Inside the canister, there is gas pressure, which is a function of the composition of the fuel and the temperature of the canister. This pressure is far too high to go direct into any stove jet: it has to be reduced. This is normally done by the (needle) valve which presents a huge restriction on the gas flow, creating a pressure drop (down to ‘P’). The greater the restriction or pressure drop at the valve, the less pressure there is left to push the gas through the jet, and so the less power comes out of the stove.
In other words, there are two places where the pressure is dropped between the canister and the outer face of the jet (which is at atmospheric pressure): across the control valve and across the jet. If there is a lot of pressure drop across the valve there is little pressure drop across the jet. If there is little pressure across the fixed-size jet there is little flow through it. It is identical to having two resistors in series or two taps on a hose.

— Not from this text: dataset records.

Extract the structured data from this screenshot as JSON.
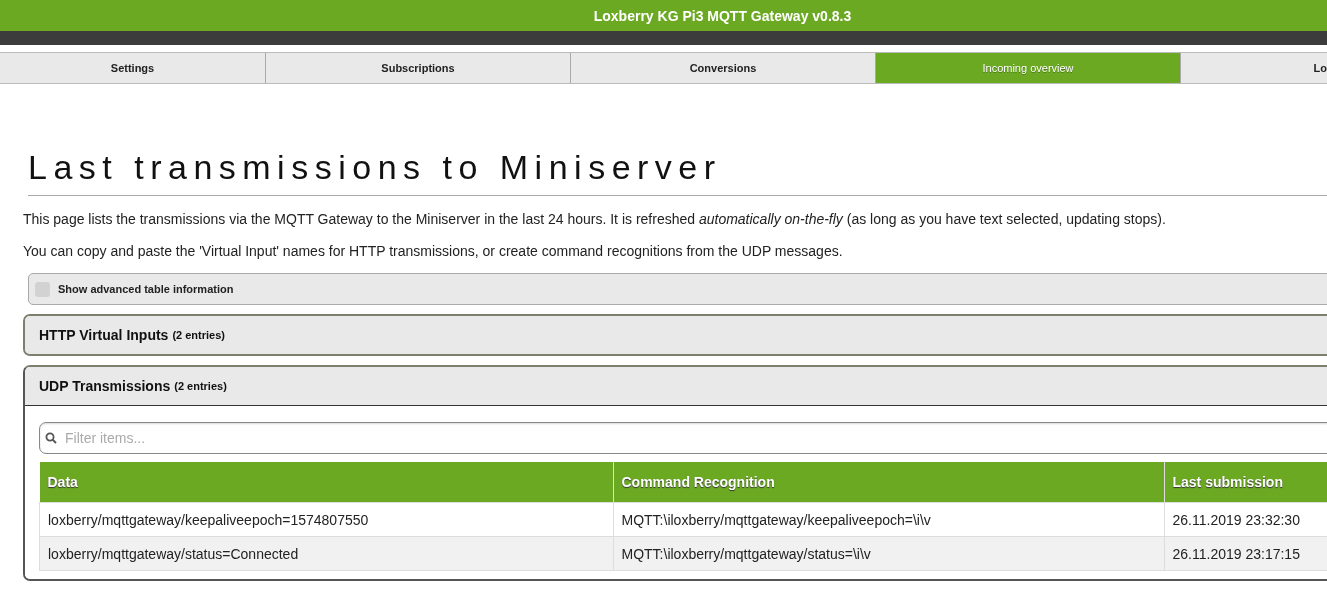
{
  "header": {
    "title": "Loxberry KG Pi3 MQTT Gateway v0.8.3"
  },
  "tabs": [
    {
      "label": "Settings",
      "selected": false
    },
    {
      "label": "Subscriptions",
      "selected": false
    },
    {
      "label": "Conversions",
      "selected": false
    },
    {
      "label": "Incoming overview",
      "selected": true
    },
    {
      "label": "Lo",
      "selected": false
    }
  ],
  "page": {
    "heading": "Last transmissions to Miniserver",
    "paragraphs": [
      "This page lists the transmissions via the MQTT Gateway to the Miniserver in the last 24 hours. It is refreshed *automatically on-the-fly* (as long as you have text selected, updating stops).",
      "You can copy and paste the 'Virtual Input' names for HTTP transmissions, or create command recognitions from the UDP messages."
    ],
    "advanced_checkbox": {
      "label": "Show advanced table information",
      "checked": false
    }
  },
  "sections": [
    {
      "title": "HTTP Virtual Inputs",
      "count": "(2 entries)",
      "expanded": false
    },
    {
      "title": "UDP Transmissions",
      "count": "(2 entries)",
      "expanded": true,
      "filter": {
        "placeholder": "Filter items..."
      },
      "table": {
        "columns": [
          "Data",
          "Command Recognition",
          "Last submission"
        ],
        "rows": [
          [
            "loxberry/mqttgateway/keepaliveepoch=1574807550",
            "MQTT:\\iloxberry/mqttgateway/keepaliveepoch=\\i\\v",
            "26.11.2019 23:32:30"
          ],
          [
            "loxberry/mqttgateway/status=Connected",
            "MQTT:\\iloxberry/mqttgateway/status=\\i\\v",
            "26.11.2019 23:17:15"
          ]
        ]
      }
    }
  ]
}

It is crucial to understand here that the details of how the pressure is reduced (to P) by the control valve simply do not matter. All that matters is how much pressure is across the jet. A conventional needle valve varies the restriction or pressure drop across itself by varying the area of the hole around the needle in the valve, but this is not the only way this can be done. A more sophisticated diaphragm arrangement can be used for this: one which actually is designed to control the output pressure P per se. This latter is what is done in the Soto stove.

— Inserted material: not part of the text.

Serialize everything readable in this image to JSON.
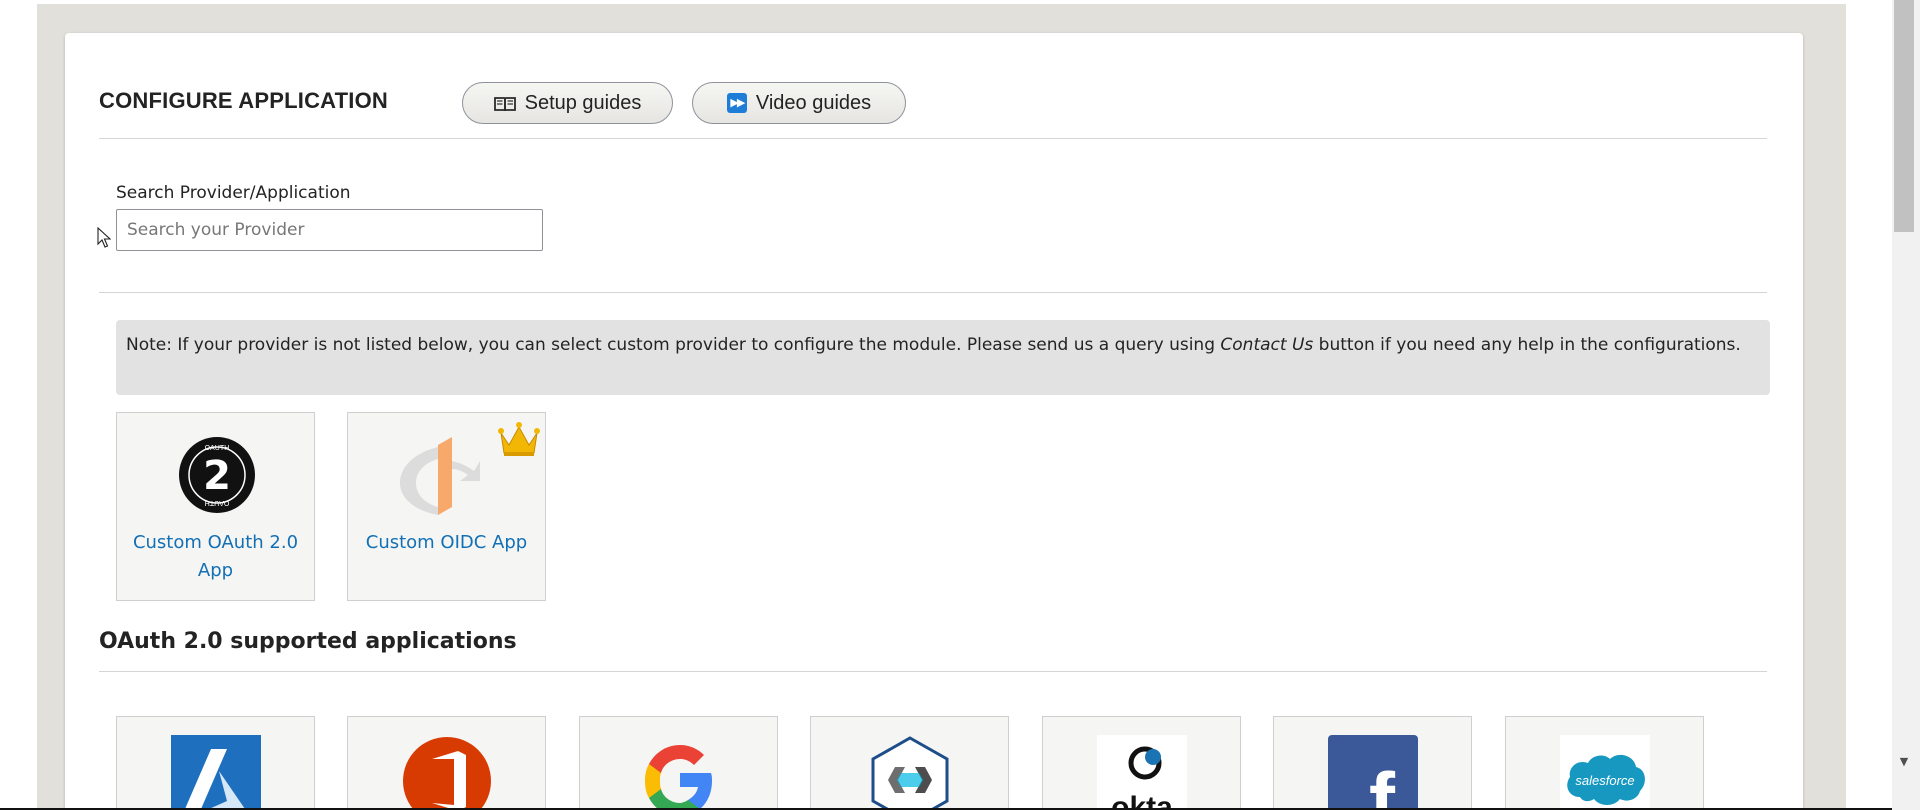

The marketing claim made by Soto is that the stove can maintain a constant power output as the canister pressure varies, and this is technically correct up to a point. The pressure P is regulated, and the flow through the jet depends directly on P. The claims made by some retailers and reviewers imply that the regulator will maintain a constant power output no matter what the pressure in the canister falls to, and this is seriously misleading (or false). The pressure regulator will only work while the canister pressure is high enough: it has to be a fair bit above P to be able to regulate. At this higher canister pressure, it does not matter whether a needle valve or a pressure regulator is used to get P. Below that, canister pressure the power output WILL fall.
The big difference is that using a pressure regulator rather than a needle valve means that P, and hence the flow of gas through the jet, and hence the power output, will be fairly constant despite a falling canister pressure. When using a needle valve, the intermediate P and hence the power output will vary. What the marketing claims do not examine is whether this constant power output matters in practice. I don’t think it matters at all.
If I want high power (to bring water to the boil for instance) I open the valve so the stove is roaring away. If the power output varies a bit – who cares? If I am simmering, I turn the stove right down, but any small variations don’t worry me either because I am usually monitoring dinner fairly closely and may be varying the power output as I go. To be sure, if I was running the stove for half an hour straight there might be some significant changes in the power output which might need correcting – but I never run the stove for that length of time.
The bottom line then is that the stove is nicely built, the piezo igniter works well, and the pressure regulator valve works very smoothly, but the CO emission is a bit higher than I am really comfortable with. The performance in the field does not show any special advantage to the unique pressure regulator valve.
Specifications and Features
|Country of origin||Japan|
|Model||OD – 1R|
|Power output (claimed)||3,260 W|
|Material||Brass, aluminium, stainless steel, plastics|
|Size, packed||78 H x ~55 D mm (3.2 x 2 in)|
|Pot support diameter||110 mm (4.3 in)|
|Weight (claimed)||73 g (2.6 oz)|
|Weight (measured)||72 g (2.6 oz)|
|MSRP||n/a, but retail US$65 has been seen|
- Well made
What’s Not So Good
- High CO emission
- Excessive and misleading marketing spin
Disclosure: The vendor provided this product to the author and/or Backpacking Light at no charge, and it is owned by the author/BPL. The author/Backpacking Light has no obligation to review this product to the vendor under the terms of this agreement.